With Sam back home after an 18-month enlistment, the romance that had budded at tolo resumed. Sam enrolled at Central and worked in his family's business. In December 1948 he presented Maxine with a ring.
“I get to choose the month,” he told her, designating August. “You choose the day.”
Laughing, Maxine immediately suggested the first. Her mother was thrilled. It had been her own wedding day. “When I checked the calendar, it was a Monday,” Maxine says. “But I couldn't disappoint her.”
They wed on Aug. 1, 1949 at St. Andrews Catholic Church, exchanging vows that would endure 58 years until Sam's death in 2008.
Sam's family owned several businesses, among them the popular Webster's Cafe and Smokehouse, originally a candy store founded by Sam's grandfather William Webster in 1907. The Smokehouse area of the business was a place where a mostly male clientele gathered for coffee, conversation, cigars and a quick meal while sharing news of the day. When his father retired, Sam took over the Cafe and Smokehouse which closed in 1986 after nearly eight decades of operation.
While Sam ran the business, Maxine turned to running a family. It would be no small task. The couple had seven children, the first three born at the old Ellensburg General Hospital, the next two at Valley General Hospital and the sixth at Ellensburg General.
In 1964, Maxine was pregnant again. On Dec. 31, just before midnight, their youngest child - a boy they named Kent - became the fourth baby born at KVH Hospital. Opened just two days earlier, the brand new hospital was a study in modernity and “much better” than its predecessors, Maxine says.
With a dozen beds, no fewer than 11 staff members, labor rooms separated from other patients and a separate waiting room for fathers, the obstetrical wing marked a new era of obstetrical care in Ellensburg. Patient rooms, described as light, airy and comfortable, were equipped with electrically operated beds, a two-way communication system between patients and nurses, phones and TVs and pipe oxygen and suction at each bed. Three nurseries were each equipped with four bassinets plus a state-of-the-art incubator. The hospital also offered disposable, pre-packaged formula.
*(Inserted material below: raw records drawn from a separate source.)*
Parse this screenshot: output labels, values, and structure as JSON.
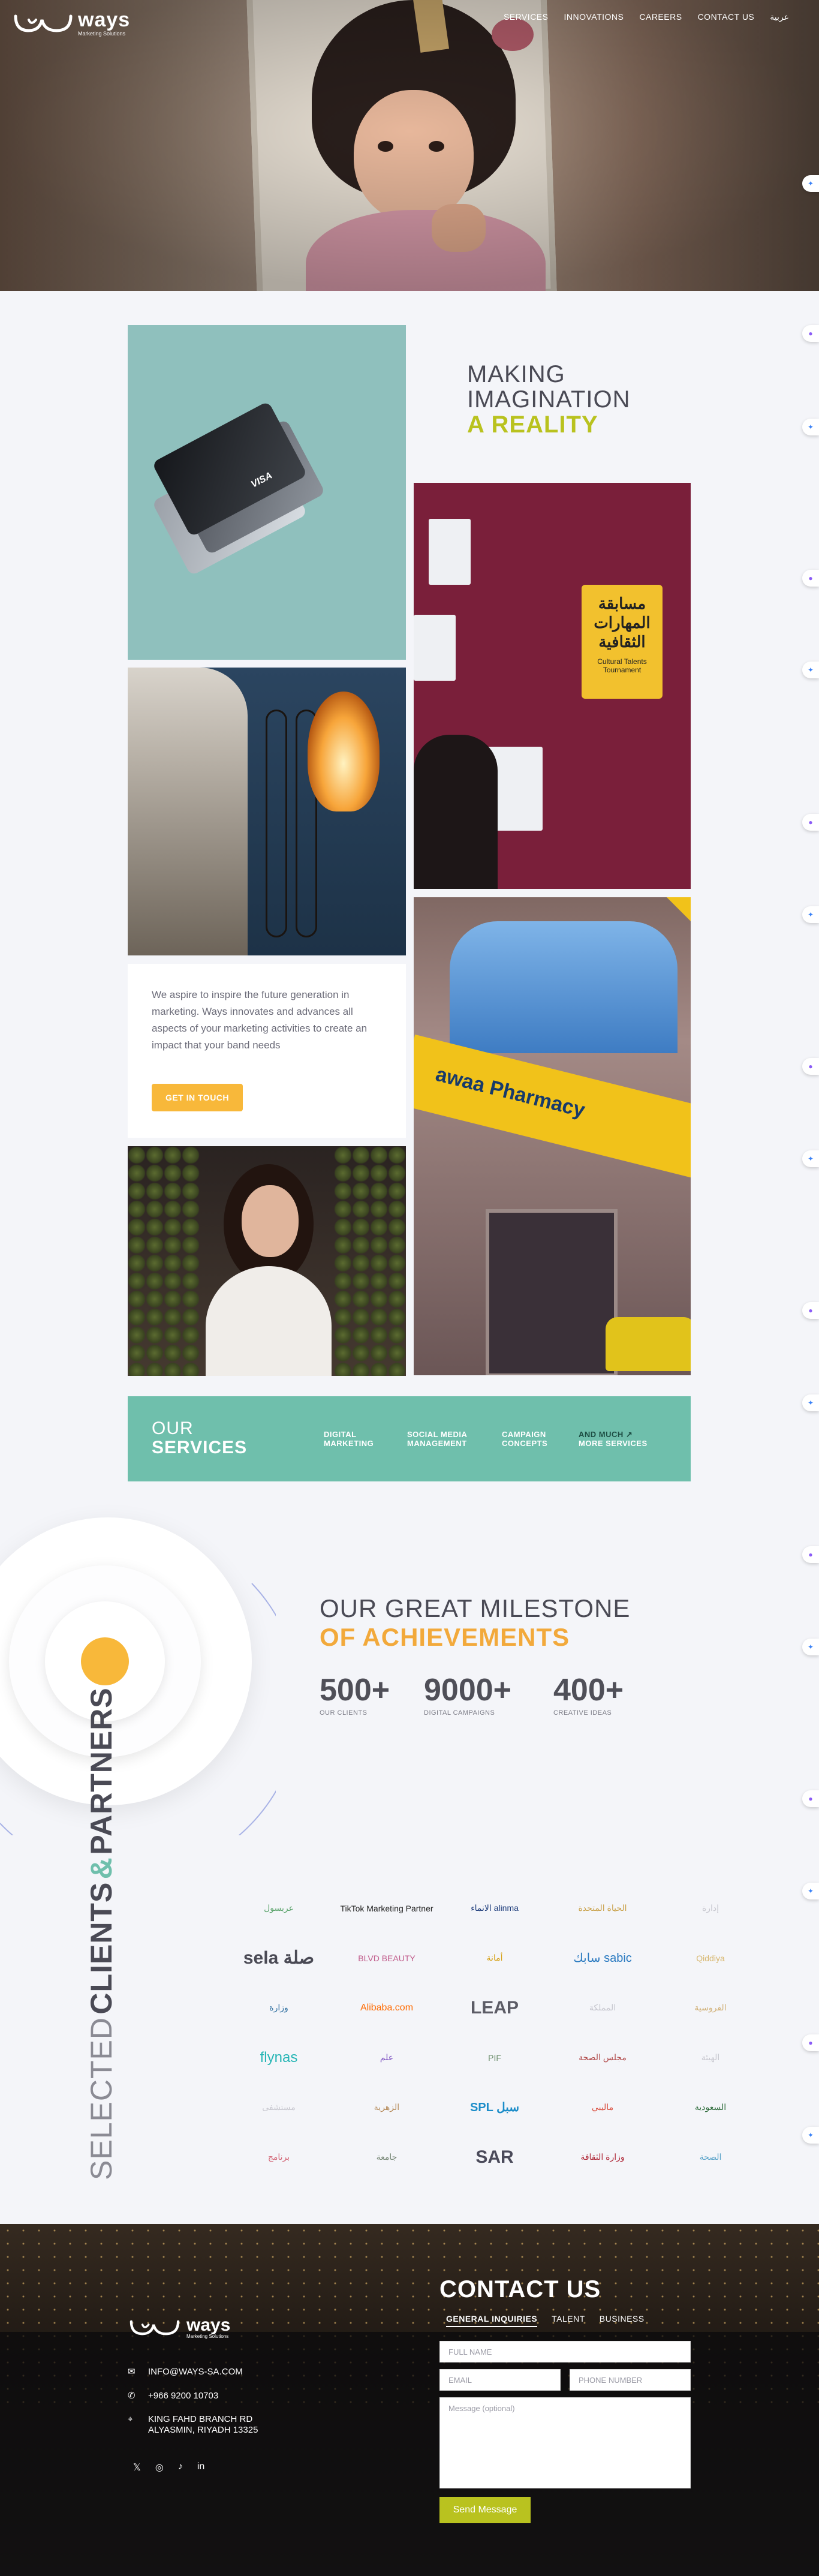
{
  "nav": {
    "brand": "ways",
    "brand_sub": "Marketing Solutions",
    "menu": [
      "SERVICES",
      "INNOVATIONS",
      "CAREERS",
      "CONTACT US",
      "عربية"
    ]
  },
  "headline": {
    "line1": "MAKING",
    "line2": "IMAGINATION",
    "line3": "A REALITY"
  },
  "poster": {
    "arabic": "مسابقة المهارات الثقافية",
    "english": "Cultural Talents Tournament"
  },
  "pharmacy_sign": "awaa Pharmacy",
  "intro": {
    "text": "We aspire to inspire the future generation in marketing. Ways innovates and advances all aspects of your marketing activities to create an impact that your band needs",
    "cta": "GET IN TOUCH"
  },
  "services": {
    "our": "OUR",
    "title": "SERVICES",
    "items": [
      {
        "l1": "DIGITAL",
        "l2": "MARKETING"
      },
      {
        "l1": "SOCIAL MEDIA",
        "l2": "MANAGEMENT"
      },
      {
        "l1": "CAMPAIGN",
        "l2": "CONCEPTS"
      },
      {
        "l1": "AND MUCH ↗",
        "l2": "MORE SERVICES"
      }
    ]
  },
  "milestone": {
    "title1": "OUR GREAT MILESTONE",
    "title2": "OF ACHIEVEMENTS",
    "stats": [
      {
        "value": "500+",
        "label": "OUR CLIENTS"
      },
      {
        "value": "9000+",
        "label": "DIGITAL CAMPAIGNS"
      },
      {
        "value": "400+",
        "label": "CREATIVE IDEAS"
      }
    ]
  },
  "clients": {
    "word1": "SELECTED",
    "word2": "CLIENTS",
    "amp": "&",
    "word3": "PARTNERS",
    "logos": [
      "عربسول",
      "TikTok Marketing Partner",
      "الانماء alinma",
      "الحياة المتحدة",
      "إدارة",
      "sela صلة",
      "BLVD BEAUTY",
      "أمانة",
      "سابك sabic",
      "Qiddiya",
      "وزارة",
      "Alibaba.com",
      "LEAP",
      "المملكة",
      "الفروسية",
      "flynas",
      "علم",
      "PIF",
      "مجلس الصحة",
      "الهيئة",
      "مستشفى",
      "الزهرية",
      "SPL سبل",
      "ماليبي",
      "السعودية",
      "برنامج",
      "جامعة",
      "SAR",
      "وزارة الثقافة",
      "الصحة"
    ]
  },
  "footer": {
    "brand": "ways",
    "brand_sub": "Marketing Solutions",
    "email": "INFO@WAYS-SA.COM",
    "phone": "+966 9200 10703",
    "address1": "KING FAHD BRANCH RD",
    "address2": "ALYASMIN, RIYADH 13325",
    "contact_title": "CONTACT US",
    "tabs": [
      "GENERAL INQUIRIES",
      "TALENT",
      "BUSINESS"
    ],
    "full_name_ph": "FULL NAME",
    "email_ph": "EMAIL",
    "phone_ph": "PHONE NUMBER",
    "message_ph": "Message (optional)",
    "send": "Send Message"
  },
  "colors": {
    "accent_lime": "#b9c21f",
    "accent_orange": "#f8b83a",
    "teal": "#6fbfac",
    "text_dark": "#4a4a55"
  }
}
“I was only there 45 hours but if I remember right, there was wallpaper on some of the walls and it felt homey,” Maxine, now 86, says. “It seemed like the personnel was better and the equipment was better. It was a well-run hospital.”
“There were some in the community who liked the old hospital better,” Maxine says. “But I liked the new one. It was time.”